    ~Pamela Respess
  • Four Things Etiquette Is NOT

    by Emily Post

    Misconceptions about etiquette and the need for it abound, which make it necessary to list four things that etiquette is most certainly not:

    A set of rigid rules. Manners change with the times (something Emily Post emphasized from the beginning) and today are more flexible than ever before. Etiquette isn’t a set of “prescriptions for properness” but merely a set of guidelines for doing things in ways that make people feel comfortable.

    Something for the wealthy or well-born. Etiquette is a code of behavior for people from all walks of like, every socioeconomic group, and of all ages. No one is immune to having his life enhanced by good manners.

    A think of the past. Sometimes it seems that yesterday’s standards have gone out the window, but today’s more casual approach to things is something that sits on the surface. The bedrock principles of etiquette remain as solid as they ever were.

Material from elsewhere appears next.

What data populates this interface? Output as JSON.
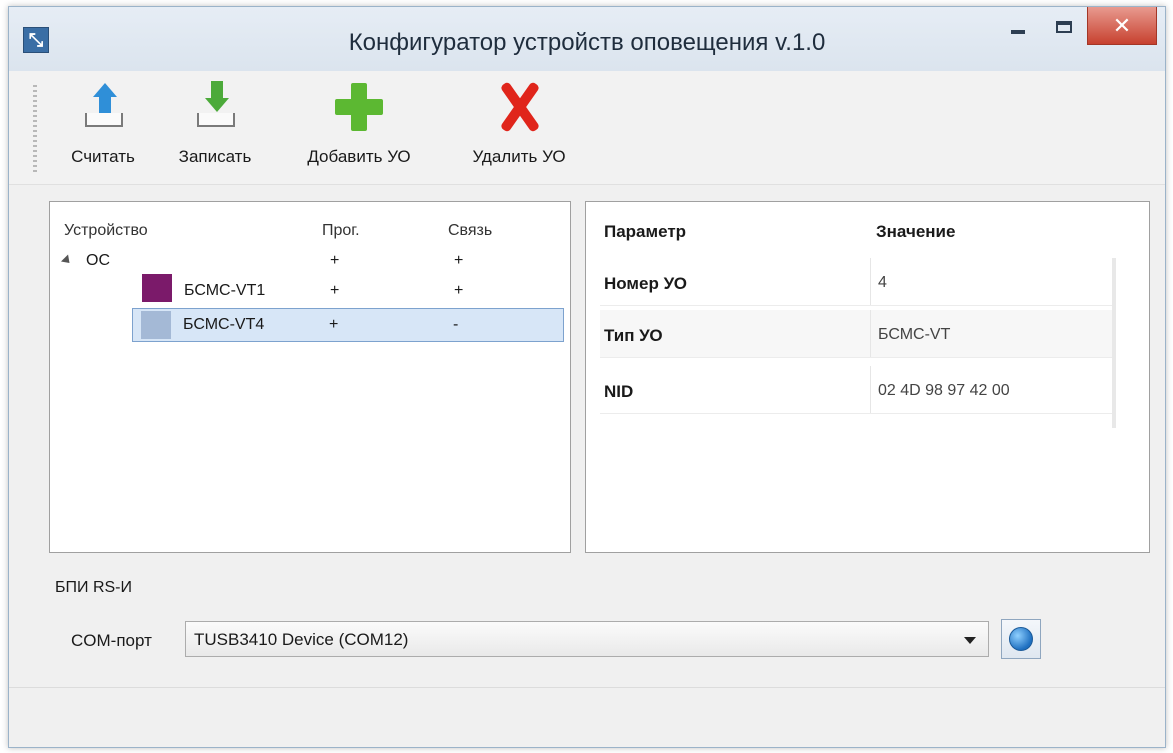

    Snobbishness. Little violates the tenets of etiquette more than snobbery---which, more often than not, is just another name for pretentiousness. A person who looks down on others shows himself not as superior but small---the kind who’s anything but respectful and considerate.